Are we having fun learning yet?
09/07/2012 08:56 ● Published by Rick McGarry
By Marie Brucker, Vice President for Chapters at Michigan Association for Gifted Children
Your youngster back in school and they are excited about learning—or are they? The curriculum prescribed by the state is driven by the need to do well on the MEAPS. The method by which material is presented is not always a good match with everyone’s learning style.
Some children are good in all subjects, while others show talent and creativity in ways that are not taught or graded in school. When there is a mismatch of teaching and learning styles, children may respond by acting out, withdrawing, or releasing their frustration when they come home. Some will even truly feel too sick to go to school.
As your child’s first teacher, this may be new behavior you as a parent never observed prior to school. You know your child, so when they were at home you discovered and provided the types of activities which kept your child interested and involved. As school starts again, observe your child’s social and emotional behavior as well as their academic progress. Communication and active listening is the key in providing a safe haven and stimulating environment for your child. You may also need to continue to be a source of stimulating activities to make a not-so-stimulating day bearable.
For starters, have your child help you select a 3-ring binder to keep a notebook of school papers. Every week, sit together with your child to go through the notebook. Talk about what your child recalls. Was it quality work? What would they do differently? Do they have constructive ideas to make the work more interesting and challenging? Help your child in negotiating changes for himself.
Then, contimue to enrich your child’s life by introducing them to a wide variety of experiences. What was your child doing to amuse and interest himself before there was school? How can you broaden or enhance these skills? Help your child to continue these if appropriate, adjusting to their new time schedule. Keep it fun!
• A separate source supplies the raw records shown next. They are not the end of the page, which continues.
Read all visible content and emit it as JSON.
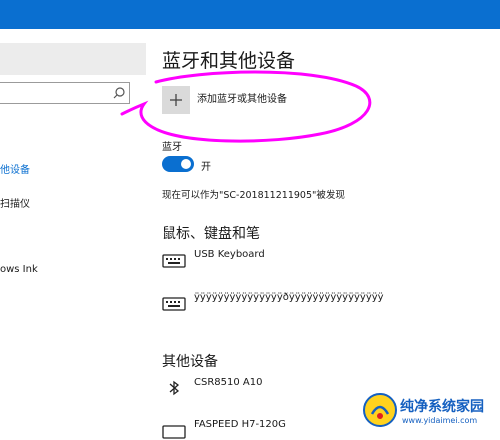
{
  "colors": {
    "accent": "#0a6fd0",
    "annotation": "#ff00ff"
  },
  "nav": {
    "search_value": "",
    "items": [
      {
        "label": "他设备",
        "active": true
      },
      {
        "label": "扫描仪",
        "active": false
      },
      {
        "label": "ows Ink",
        "active": false
      }
    ]
  },
  "main": {
    "title": "蓝牙和其他设备",
    "add_device_label": "添加蓝牙或其他设备",
    "bluetooth": {
      "label": "蓝牙",
      "toggle_state": "开",
      "discoverable_text": "现在可以作为\"SC-201811211905\"被发现"
    },
    "mouse_section": {
      "heading": "鼠标、键盘和笔",
      "devices": [
        {
          "name": "USB Keyboard",
          "icon": "keyboard-icon"
        },
        {
          "name": "ÿÿÿÿÿÿÿÿÿÿÿÿÿÿÿðÿÿÿÿÿÿÿÿÿÿÿÿÿÿÿÿ",
          "icon": "keyboard-icon"
        }
      ]
    },
    "other_section": {
      "heading": "其他设备",
      "devices": [
        {
          "name": "CSR8510 A10",
          "icon": "bluetooth-icon"
        },
        {
          "name": "FASPEED H7-120G",
          "icon": "keyboard-icon"
        }
      ]
    }
  },
  "watermark": {
    "title": "纯净系统家园",
    "url": "www.yidaimei.com"
  }
}
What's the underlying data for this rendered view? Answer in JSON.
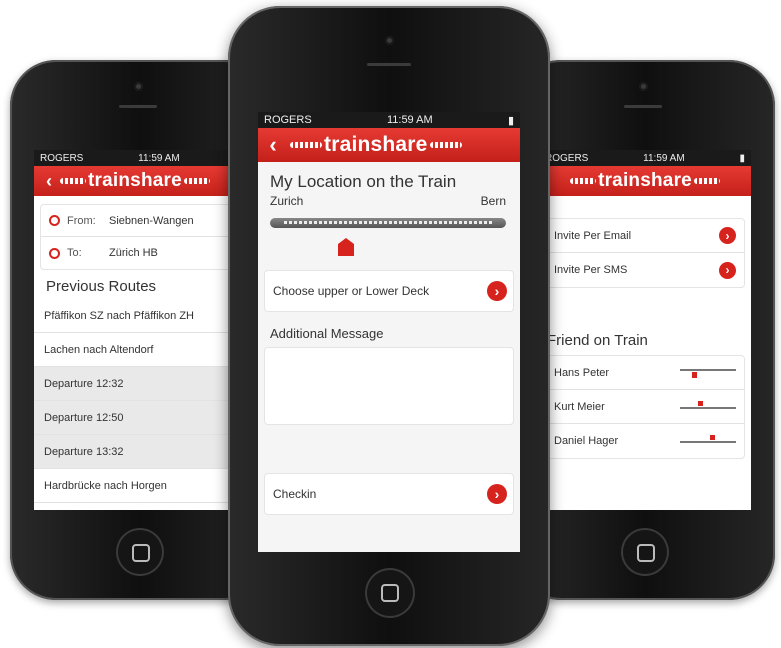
{
  "brand": {
    "logo_text": "trainshare",
    "accent": "#d7231d"
  },
  "left": {
    "status": {
      "carrier": "ROGERS",
      "time": "11:59 AM"
    },
    "from_label": "From:",
    "from_value": "Siebnen-Wangen",
    "to_label": "To:",
    "to_value": "Zürich HB",
    "section_title": "Previous Routes",
    "routes": [
      "Pfäffikon SZ nach Pfäffikon ZH",
      "Lachen nach Altendorf",
      "Departure 12:32",
      "Departure 12:50",
      "Departure 13:32",
      "Hardbrücke nach Horgen"
    ]
  },
  "center": {
    "status": {
      "carrier": "ROGERS",
      "time": "11:59 AM"
    },
    "title": "My Location on the Train",
    "origin": "Zurich",
    "destination": "Bern",
    "deck_label": "Choose upper or Lower Deck",
    "message_label": "Additional Message",
    "message_value": "",
    "checkin_label": "Checkin"
  },
  "right": {
    "status": {
      "carrier": "ROGERS",
      "time": "11:59 AM"
    },
    "invite_email": "Invite Per Email",
    "invite_sms": "Invite Per SMS",
    "friends_title": "Friend on Train",
    "friends": [
      "Hans Peter",
      "Kurt Meier",
      "Daniel Hager"
    ]
  }
}
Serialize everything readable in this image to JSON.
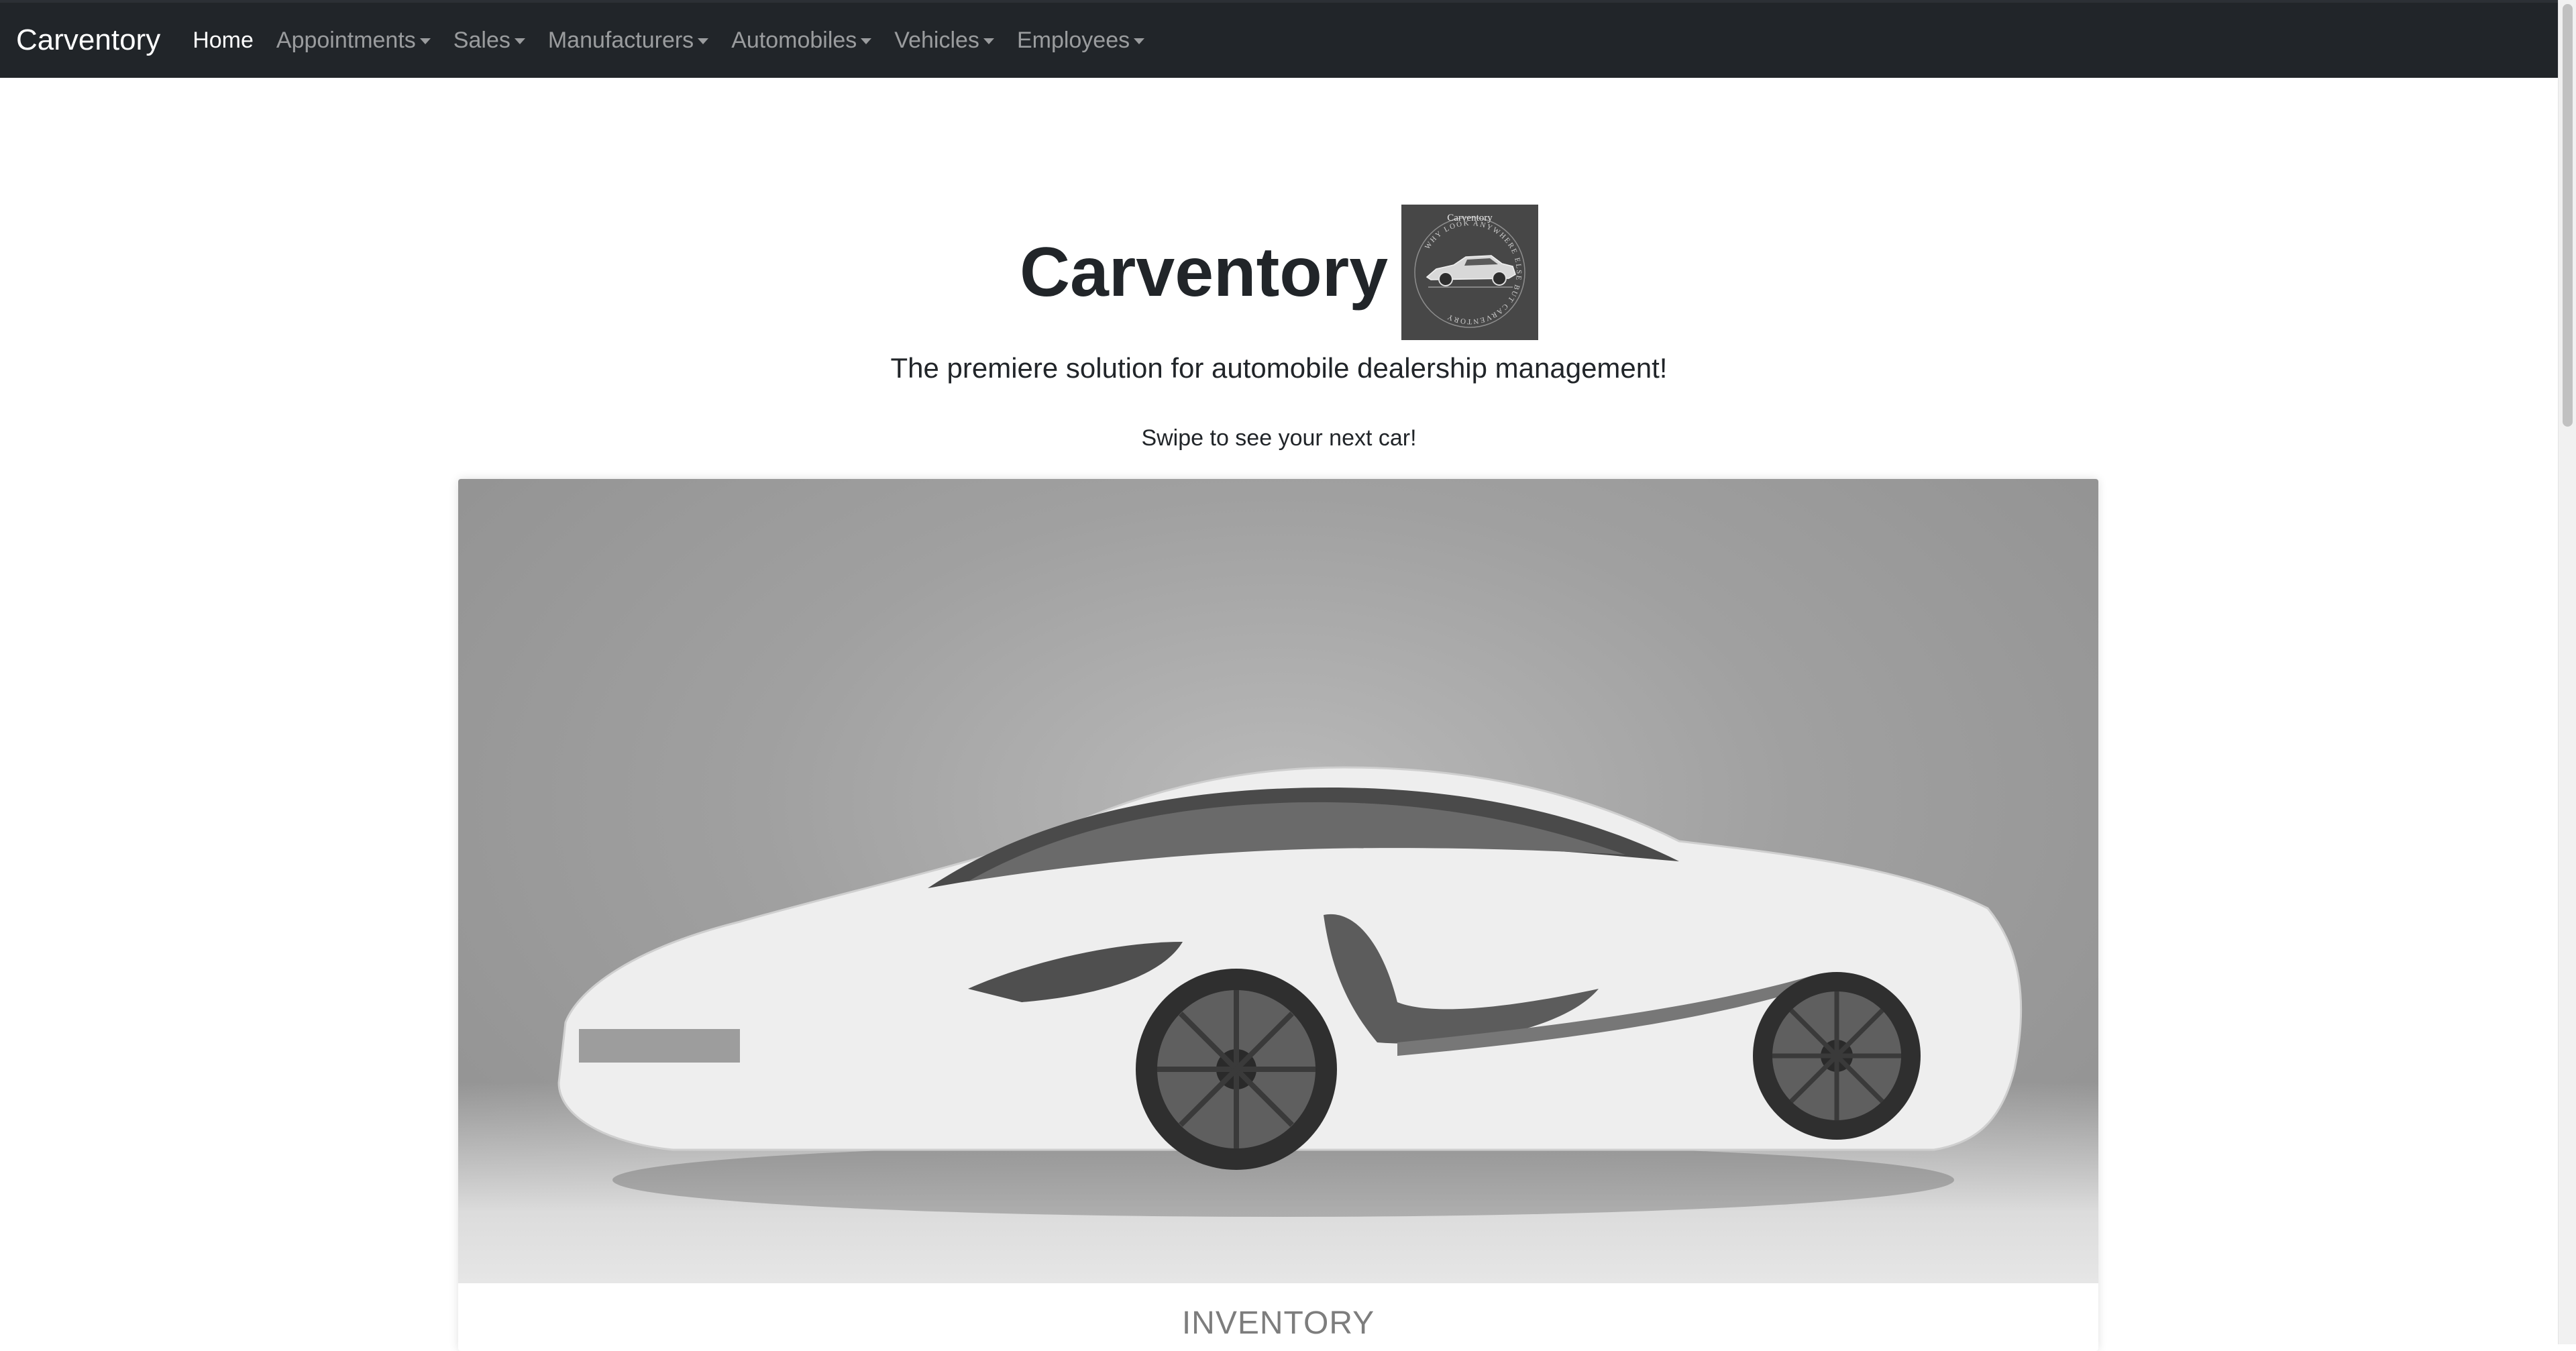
{
  "navbar": {
    "brand": "Carventory",
    "items": [
      {
        "label": "Home",
        "dropdown": false,
        "active": true
      },
      {
        "label": "Appointments",
        "dropdown": true,
        "active": false
      },
      {
        "label": "Sales",
        "dropdown": true,
        "active": false
      },
      {
        "label": "Manufacturers",
        "dropdown": true,
        "active": false
      },
      {
        "label": "Automobiles",
        "dropdown": true,
        "active": false
      },
      {
        "label": "Vehicles",
        "dropdown": true,
        "active": false
      },
      {
        "label": "Employees",
        "dropdown": true,
        "active": false
      }
    ]
  },
  "hero": {
    "title": "Carventory",
    "subtitle": "The premiere solution for automobile dealership management!",
    "swipe_text": "Swipe to see your next car!",
    "logo": {
      "top_text": "Carventory",
      "ring_text": "WHY LOOK ANYWHERE ELSE BUT CARVENTORY"
    }
  },
  "carousel": {
    "slide_caption": "INVENTORY",
    "image": "white-sports-car"
  },
  "colors": {
    "navbar_bg": "#212529",
    "nav_active": "#ffffff",
    "nav_muted": "#8c8f93",
    "logo_bg": "#474747",
    "caption": "#7d7d7d"
  }
}
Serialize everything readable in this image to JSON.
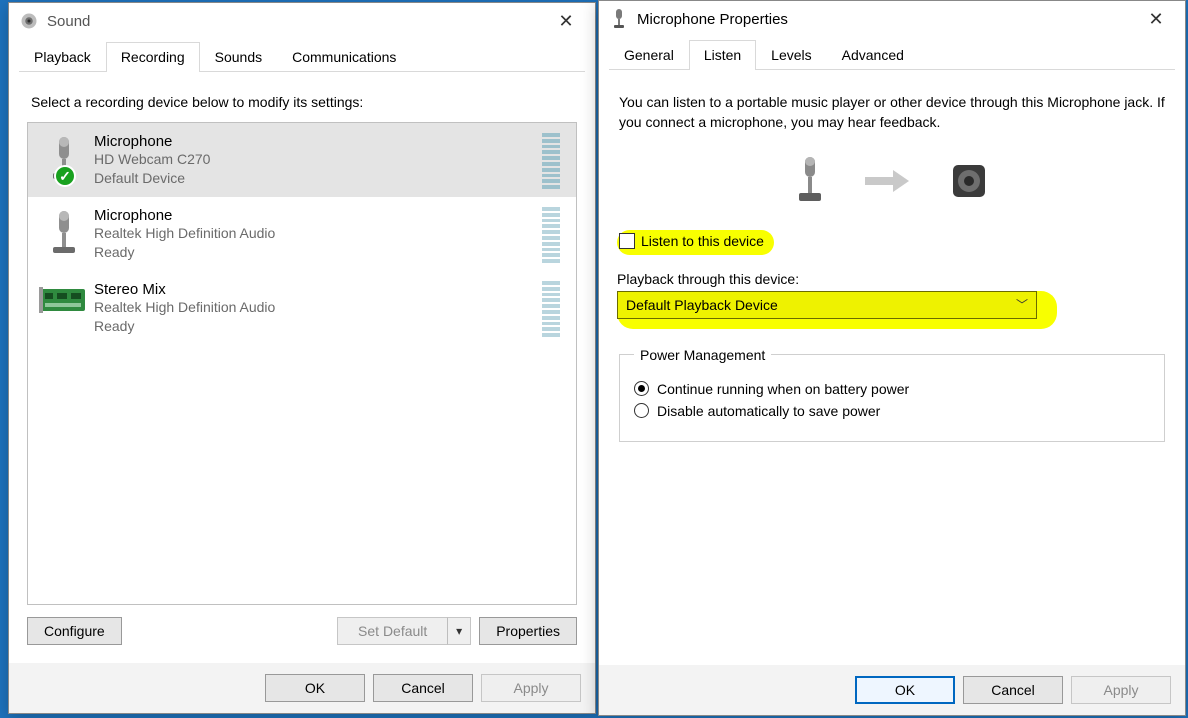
{
  "sound": {
    "title": "Sound",
    "tabs": [
      "Playback",
      "Recording",
      "Sounds",
      "Communications"
    ],
    "activeTab": 1,
    "instruction": "Select a recording device below to modify its settings:",
    "devices": [
      {
        "name": "Microphone",
        "sub1": "HD Webcam C270",
        "sub2": "Default Device",
        "icon": "mic",
        "default": true,
        "selected": true
      },
      {
        "name": "Microphone",
        "sub1": "Realtek High Definition Audio",
        "sub2": "Ready",
        "icon": "mic",
        "default": false,
        "selected": false
      },
      {
        "name": "Stereo Mix",
        "sub1": "Realtek High Definition Audio",
        "sub2": "Ready",
        "icon": "card",
        "default": false,
        "selected": false
      }
    ],
    "buttons": {
      "configure": "Configure",
      "setDefault": "Set Default",
      "properties": "Properties"
    },
    "footer": {
      "ok": "OK",
      "cancel": "Cancel",
      "apply": "Apply"
    }
  },
  "props": {
    "title": "Microphone Properties",
    "tabs": [
      "General",
      "Listen",
      "Levels",
      "Advanced"
    ],
    "activeTab": 1,
    "paragraph": "You can listen to a portable music player or other device through this Microphone jack.  If you connect a microphone, you may hear feedback.",
    "listenCheckbox": "Listen to this device",
    "playbackLabel": "Playback through this device:",
    "playbackSelected": "Default Playback Device",
    "power": {
      "legend": "Power Management",
      "opt1": "Continue running when on battery power",
      "opt2": "Disable automatically to save power",
      "selected": 0
    },
    "footer": {
      "ok": "OK",
      "cancel": "Cancel",
      "apply": "Apply"
    }
  }
}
Take trips to museums, zoos parks—many of which offer hands-on learning.
Visit the local teacher’s store like Parent-Teacher Tech in Brighton.
Play games together that involve thinking and strategy like Rummikub, Set, Mathematics Pentathlon, chess.
Subscribe to intriguing magazines like Cricket, Lady Bug, Games, Discovery, National Geographic series for kids, Highlights, Science.
Borrow books from the library, some for your child to read, and some for your family to read out loud together.
Plan a trip together developing map skills, journaling, researching and a presentation to a grandparent upon return!
Take your child to a variety of concerts, theaters and plays. The local ones are often as high quality as the more expensive city versions.
Enroll your child in special classes or camps. When others share their interests or think like them, they are more likely to work hard to increase their skills. Let them see how excited they can be when they are really learning! Sponsor a club at your child’s school for his favorite interest.
Getting a taste of various creative and intellectual pursuits helps children to expand their interests and become more well rounded. They learn to take risks in trying something new. A child never knows they can dance or swim or play the violin until they give it a try.
But be careful not to overbook your child. Tight time schedules do not make for happy people. There is a fine line between feeding their interests and force feeding their interests. Their happiness is a good gauge of this. This means they must have choices and opportunity to negotiate and renegotiate their schedules while still learning responsibility for their own decisions.
Potential means nothing in a starving environment—enrich your child’s life.